Symptoms of depression include:
- Feelings of sadness
- Overreacting to insignificant events
- Lack of interest in formerly pleasurable pursuits
- Changes in sleep pattern and appetite
- Apathy and fatigue
- Anxiety and restlessness
- Slowed speech, thoughts and body movement
- Feelings of guilt and worthlessness
- Difficulty making decisions
- Suicidal thoughts or attempts
- Unexplained bodily pain
Depression is a complex disease that cannot be attributed to a specific cause; rather it is brought about by a combination of circumstances both internal and external. According to Harvard Health, some contributory factors are genetics, when close family members also have symptoms of depression, a disruption in the brain causing faulty regulation of moods and stressful or traumatic life events such as the loss of a loved one, financial disaster, severe physical illness or a side effect of medication.
According to John M. Grohol, Psy.D., depression is caused by biological, psychological and social factors. Although research is making great strides toward uncovering the cause of depression, there is far to go. Since each person’s makeup is different, treatment of depression varies for each individual depending upon their symptoms and the severity of the condition.
Those with low self-esteem, a pessimistic outlook and easily overwhelmed by stress are prone to depression.

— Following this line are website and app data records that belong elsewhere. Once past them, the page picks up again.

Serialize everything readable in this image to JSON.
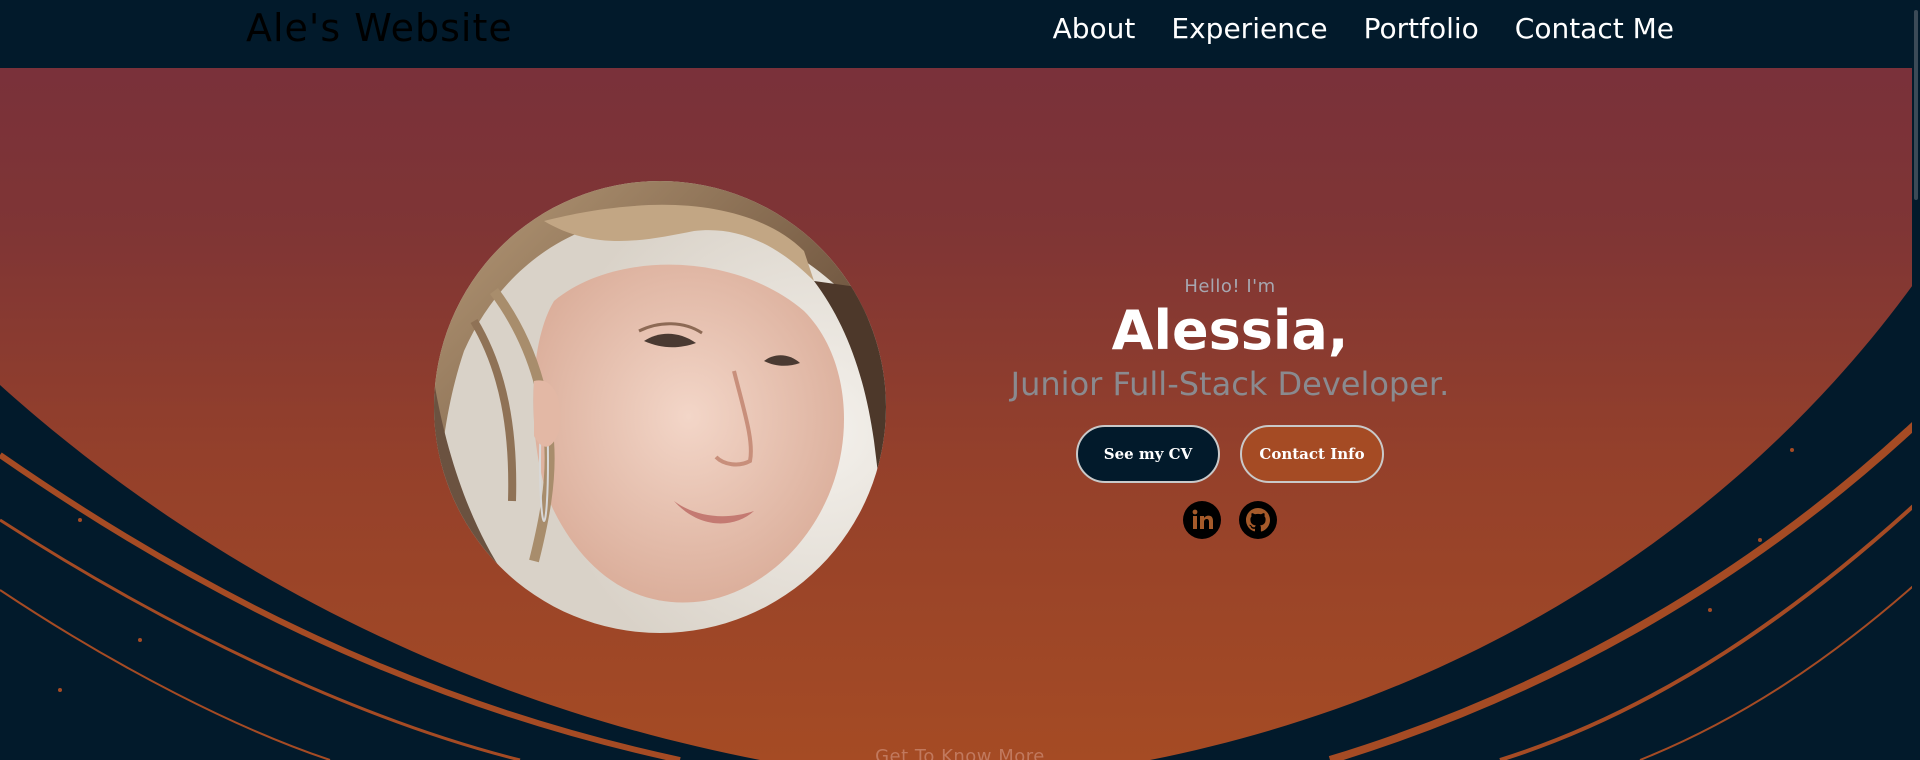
{
  "header": {
    "brand": "Ale's Website",
    "nav": [
      {
        "label": "About"
      },
      {
        "label": "Experience"
      },
      {
        "label": "Portfolio"
      },
      {
        "label": "Contact Me"
      }
    ]
  },
  "intro": {
    "greeting": "Hello! I'm",
    "name": "Alessia,",
    "role": "Junior Full-Stack Developer.",
    "buttons": {
      "cv": "See my CV",
      "contact": "Contact Info"
    },
    "socials": [
      {
        "icon": "linkedin-icon"
      },
      {
        "icon": "github-icon"
      }
    ]
  },
  "footer_hint": "Get To Know More",
  "colors": {
    "navy": "#021a2b",
    "accent": "#a54b24",
    "gradient_top": "#772f3c"
  }
}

Physical illness such as stroke, heart attack, cancer or Parkinson’s disease can trigger depression as can any major life-changing stressful situation. Harvard Health points to the effect of temperament on behavior. Temperament or attitude is determined by a person’s genetic code, one person may be excitable while another tends to withdraw from social situations.

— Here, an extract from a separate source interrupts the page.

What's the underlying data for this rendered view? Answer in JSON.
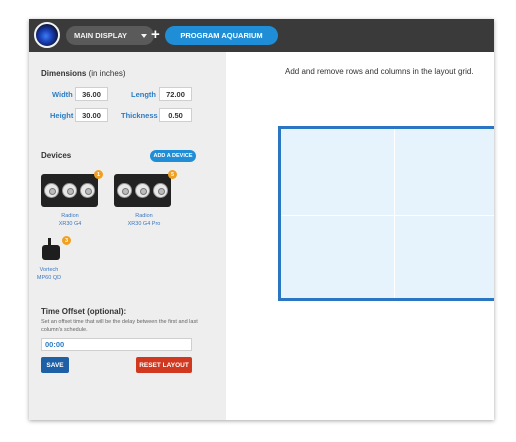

Despite temperament or world view, a person with depression can be helped. Medication and therapy can change negative and even harmful thoughts and attitudes that have developed over time. If you or a loved one is struggling with depression and would like further information on how and where to get help, please call the Florida Depression Helpline. We can provide up-to-date information for any questions you may have and get you connected to the best treatment program for you or your loved one’s needs. Help is available; all you have to do is call.